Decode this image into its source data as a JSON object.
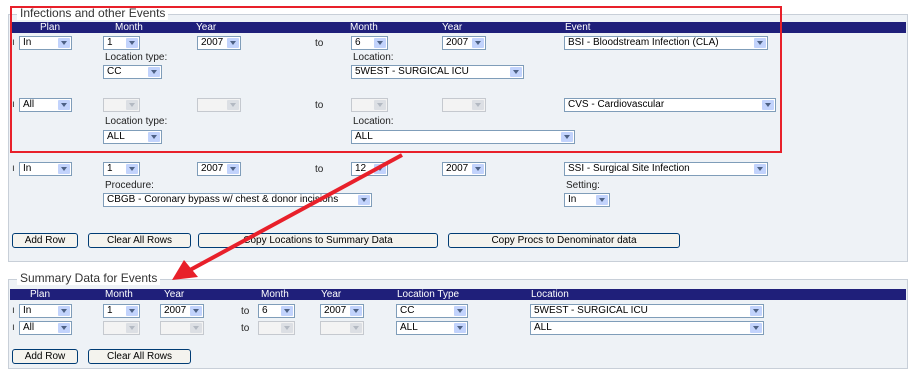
{
  "infections": {
    "legend": "Infections and other Events",
    "headers": {
      "plan": "Plan",
      "month1": "Month",
      "year1": "Year",
      "month2": "Month",
      "year2": "Year",
      "event": "Event"
    },
    "to": "to",
    "rows": [
      {
        "plan": "In",
        "month1": "1",
        "year1": "2007",
        "month2": "6",
        "year2": "2007",
        "event": "BSI - Bloodstream Infection (CLA)",
        "sub_label_left": "Location type:",
        "sub_value_left": "CC",
        "sub_label_right": "Location:",
        "sub_value_right": "5WEST - SURGICAL ICU"
      },
      {
        "plan": "All",
        "month1": "",
        "year1": "",
        "month2": "",
        "year2": "",
        "event": "CVS - Cardiovascular",
        "sub_label_left": "Location type:",
        "sub_value_left": "ALL",
        "sub_label_right": "Location:",
        "sub_value_right": "ALL"
      },
      {
        "plan": "In",
        "month1": "1",
        "year1": "2007",
        "month2": "12",
        "year2": "2007",
        "event": "SSI - Surgical Site Infection",
        "sub_label_left": "Procedure:",
        "sub_value_left": "CBGB - Coronary bypass w/ chest & donor incisions",
        "sub_label_right": "Setting:",
        "sub_value_right": "In"
      }
    ],
    "buttons": {
      "add_row": "Add Row",
      "clear_all": "Clear All Rows",
      "copy_locations": "Copy Locations to Summary Data",
      "copy_procs": "Copy Procs to Denominator data"
    }
  },
  "summary": {
    "legend": "Summary Data for Events",
    "headers": {
      "plan": "Plan",
      "month1": "Month",
      "year1": "Year",
      "month2": "Month",
      "year2": "Year",
      "location_type": "Location Type",
      "location": "Location"
    },
    "to": "to",
    "rows": [
      {
        "plan": "In",
        "month1": "1",
        "year1": "2007",
        "month2": "6",
        "year2": "2007",
        "location_type": "CC",
        "location": "5WEST - SURGICAL ICU"
      },
      {
        "plan": "All",
        "month1": "",
        "year1": "",
        "month2": "",
        "year2": "",
        "location_type": "ALL",
        "location": "ALL"
      }
    ],
    "buttons": {
      "add_row": "Add Row",
      "clear_all": "Clear All Rows"
    }
  },
  "row_marker": "ı",
  "colors": {
    "header_bg": "#1f1f7a",
    "highlight": "#e8202a",
    "section_bg": "#eef2f6"
  }
}
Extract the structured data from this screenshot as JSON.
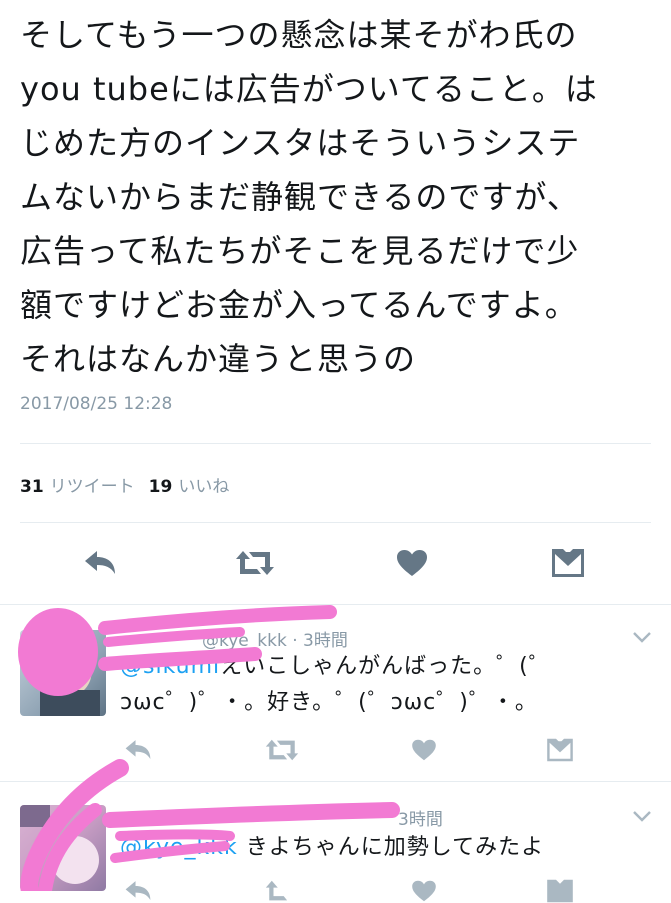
{
  "tweet": {
    "lines": [
      "そしてもう一つの懸念は某そがわ氏の",
      "you tubeには広告がついてること。は",
      "じめた方のインスタはそういうシステ",
      "ムないからまだ静観できるのですが、",
      "広告って私たちがそこを見るだけで少",
      "額ですけどお金が入ってるんですよ。",
      "それはなんか違うと思うの"
    ],
    "timestamp": "2017/08/25 12:28",
    "retweets_count": "31",
    "retweets_label": "リツイート",
    "likes_count": "19",
    "likes_label": "いいね"
  },
  "replies": [
    {
      "handle": "@kye_kkk",
      "time": "3時間",
      "mention": "@sikumi",
      "line1": "えいこしゃんがんばった。゜(゜",
      "line2": "ↄωc゜)゜・。好き。゜(゜ↄωc゜)゜・。"
    },
    {
      "time": "3時間",
      "mention": "@kye_kkk",
      "text": "きよちゃんに加勢してみたよ"
    }
  ],
  "icons": [
    "reply-icon",
    "retweet-icon",
    "like-icon",
    "dm-icon",
    "chevron-down-icon"
  ],
  "colors": {
    "text": "#14171a",
    "muted": "#8899a6",
    "accent": "#1da1f2",
    "icon": "#657786",
    "icon_light": "#aab8c2",
    "scribble": "#f27ad3"
  }
}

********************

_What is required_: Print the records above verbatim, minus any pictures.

_Your response_:
Decode this image into its source data as a JSON object.
{
  "infections": {
    "legend": "Infections and other Events",
    "headers": {
      "plan": "Plan",
      "month1": "Month",
      "year1": "Year",
      "month2": "Month",
      "year2": "Year",
      "event": "Event"
    },
    "to": "to",
    "rows": [
      {
        "plan": "In",
        "month1": "1",
        "year1": "2007",
        "month2": "6",
        "year2": "2007",
        "event": "BSI - Bloodstream Infection (CLA)",
        "sub_label_left": "Location type:",
        "sub_value_left": "CC",
        "sub_label_right": "Location:",
        "sub_value_right": "5WEST - SURGICAL ICU"
      },
      {
        "plan": "All",
        "month1": "",
        "year1": "",
        "month2": "",
        "year2": "",
        "event": "CVS - Cardiovascular",
        "sub_label_left": "Location type:",
        "sub_value_left": "ALL",
        "sub_label_right": "Location:",
        "sub_value_right": "ALL"
      },
      {
        "plan": "In",
        "month1": "1",
        "year1": "2007",
        "month2": "12",
        "year2": "2007",
        "event": "SSI - Surgical Site Infection",
        "sub_label_left": "Procedure:",
        "sub_value_left": "CBGB - Coronary bypass w/ chest & donor incisions",
        "sub_label_right": "Setting:",
        "sub_value_right": "In"
      }
    ],
    "buttons": {
      "add_row": "Add Row",
      "clear_all": "Clear All Rows",
      "copy_locations": "Copy Locations to Summary Data",
      "copy_procs": "Copy Procs to Denominator data"
    }
  },
  "summary": {
    "legend": "Summary Data for Events",
    "headers": {
      "plan": "Plan",
      "month1": "Month",
      "year1": "Year",
      "month2": "Month",
      "year2": "Year",
      "location_type": "Location Type",
      "location": "Location"
    },
    "to": "to",
    "rows": [
      {
        "plan": "In",
        "month1": "1",
        "year1": "2007",
        "month2": "6",
        "year2": "2007",
        "location_type": "CC",
        "location": "5WEST - SURGICAL ICU"
      },
      {
        "plan": "All",
        "month1": "",
        "year1": "",
        "month2": "",
        "year2": "",
        "location_type": "ALL",
        "location": "ALL"
      }
    ],
    "buttons": {
      "add_row": "Add Row",
      "clear_all": "Clear All Rows"
    }
  },
  "row_marker": "ı",
  "colors": {
    "header_bg": "#1f1f7a",
    "highlight": "#e8202a",
    "section_bg": "#eef2f6"
  }
}
Extract the structured data from this screenshot as JSON.
{
  "tweet": {
    "lines": [
      "そしてもう一つの懸念は某そがわ氏の",
      "you tubeには広告がついてること。は",
      "じめた方のインスタはそういうシステ",
      "ムないからまだ静観できるのですが、",
      "広告って私たちがそこを見るだけで少",
      "額ですけどお金が入ってるんですよ。",
      "それはなんか違うと思うの"
    ],
    "timestamp": "2017/08/25 12:28",
    "retweets_count": "31",
    "retweets_label": "リツイート",
    "likes_count": "19",
    "likes_label": "いいね"
  },
  "replies": [
    {
      "handle": "@kye_kkk",
      "time": "3時間",
      "mention": "@sikumi",
      "line1": "えいこしゃんがんばった。゜(゜",
      "line2": "ↄωc゜)゜・。好き。゜(゜ↄωc゜)゜・。"
    },
    {
      "time": "3時間",
      "mention": "@kye_kkk",
      "text": "きよちゃんに加勢してみたよ"
    }
  ],
  "icons": [
    "reply-icon",
    "retweet-icon",
    "like-icon",
    "dm-icon",
    "chevron-down-icon"
  ],
  "colors": {
    "text": "#14171a",
    "muted": "#8899a6",
    "accent": "#1da1f2",
    "icon": "#657786",
    "icon_light": "#aab8c2",
    "scribble": "#f27ad3"
  }
}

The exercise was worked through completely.